───── LISTED ENTRIES

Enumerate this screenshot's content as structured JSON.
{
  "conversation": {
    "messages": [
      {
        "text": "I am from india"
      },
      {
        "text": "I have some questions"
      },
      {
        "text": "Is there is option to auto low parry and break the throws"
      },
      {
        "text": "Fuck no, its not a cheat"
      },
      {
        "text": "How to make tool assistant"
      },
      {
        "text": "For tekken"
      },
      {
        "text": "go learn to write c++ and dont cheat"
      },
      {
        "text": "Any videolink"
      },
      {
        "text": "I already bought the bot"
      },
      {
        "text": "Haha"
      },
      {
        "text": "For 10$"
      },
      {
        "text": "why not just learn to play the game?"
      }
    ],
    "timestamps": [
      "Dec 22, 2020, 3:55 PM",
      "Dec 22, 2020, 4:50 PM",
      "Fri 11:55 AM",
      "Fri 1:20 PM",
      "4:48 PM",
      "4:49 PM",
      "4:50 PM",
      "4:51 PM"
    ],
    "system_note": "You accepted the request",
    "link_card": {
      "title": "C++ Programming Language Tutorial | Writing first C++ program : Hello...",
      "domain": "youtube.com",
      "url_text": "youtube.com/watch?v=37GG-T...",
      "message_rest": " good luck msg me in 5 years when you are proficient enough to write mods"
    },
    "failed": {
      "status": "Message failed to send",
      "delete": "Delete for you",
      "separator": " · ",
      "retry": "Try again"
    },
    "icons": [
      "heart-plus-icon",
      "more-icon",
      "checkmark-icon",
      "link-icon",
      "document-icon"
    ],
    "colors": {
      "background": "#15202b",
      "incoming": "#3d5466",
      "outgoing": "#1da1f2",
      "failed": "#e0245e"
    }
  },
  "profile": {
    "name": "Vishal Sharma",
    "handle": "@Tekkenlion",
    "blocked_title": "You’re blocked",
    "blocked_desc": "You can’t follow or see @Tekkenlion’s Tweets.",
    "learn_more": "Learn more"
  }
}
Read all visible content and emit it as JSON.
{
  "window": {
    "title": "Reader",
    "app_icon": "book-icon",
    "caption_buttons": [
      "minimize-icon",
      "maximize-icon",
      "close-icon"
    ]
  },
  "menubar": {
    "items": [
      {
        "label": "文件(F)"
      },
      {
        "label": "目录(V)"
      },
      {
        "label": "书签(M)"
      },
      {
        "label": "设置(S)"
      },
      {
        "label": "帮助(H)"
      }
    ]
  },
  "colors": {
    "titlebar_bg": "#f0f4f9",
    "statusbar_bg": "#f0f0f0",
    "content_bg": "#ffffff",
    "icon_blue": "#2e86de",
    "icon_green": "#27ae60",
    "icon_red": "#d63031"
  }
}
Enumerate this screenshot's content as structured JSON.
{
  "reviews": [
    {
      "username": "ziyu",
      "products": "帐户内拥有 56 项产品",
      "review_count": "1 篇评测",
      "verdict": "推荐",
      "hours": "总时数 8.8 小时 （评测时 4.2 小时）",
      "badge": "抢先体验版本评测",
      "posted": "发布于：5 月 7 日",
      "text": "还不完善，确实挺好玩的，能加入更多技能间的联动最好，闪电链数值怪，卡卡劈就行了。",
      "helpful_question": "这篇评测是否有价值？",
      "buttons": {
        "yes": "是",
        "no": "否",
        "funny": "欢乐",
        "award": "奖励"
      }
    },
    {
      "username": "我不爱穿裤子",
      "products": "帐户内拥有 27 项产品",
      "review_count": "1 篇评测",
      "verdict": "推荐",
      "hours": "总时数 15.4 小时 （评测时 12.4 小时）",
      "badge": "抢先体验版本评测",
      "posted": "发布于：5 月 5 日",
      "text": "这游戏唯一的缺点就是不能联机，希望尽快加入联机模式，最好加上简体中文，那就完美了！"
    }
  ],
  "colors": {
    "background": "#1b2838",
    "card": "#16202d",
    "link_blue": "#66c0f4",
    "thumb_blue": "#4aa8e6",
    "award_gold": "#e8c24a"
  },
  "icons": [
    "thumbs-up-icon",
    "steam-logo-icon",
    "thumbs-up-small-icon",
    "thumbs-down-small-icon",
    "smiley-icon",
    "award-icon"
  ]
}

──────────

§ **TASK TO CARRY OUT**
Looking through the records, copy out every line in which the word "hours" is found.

§ **YOUR RESPONSE**
      "hours": "总时数 8.8 小时 （评测时 4.2 小时）",
      "hours": "总时数 15.4 小时 （评测时 12.4 小时）",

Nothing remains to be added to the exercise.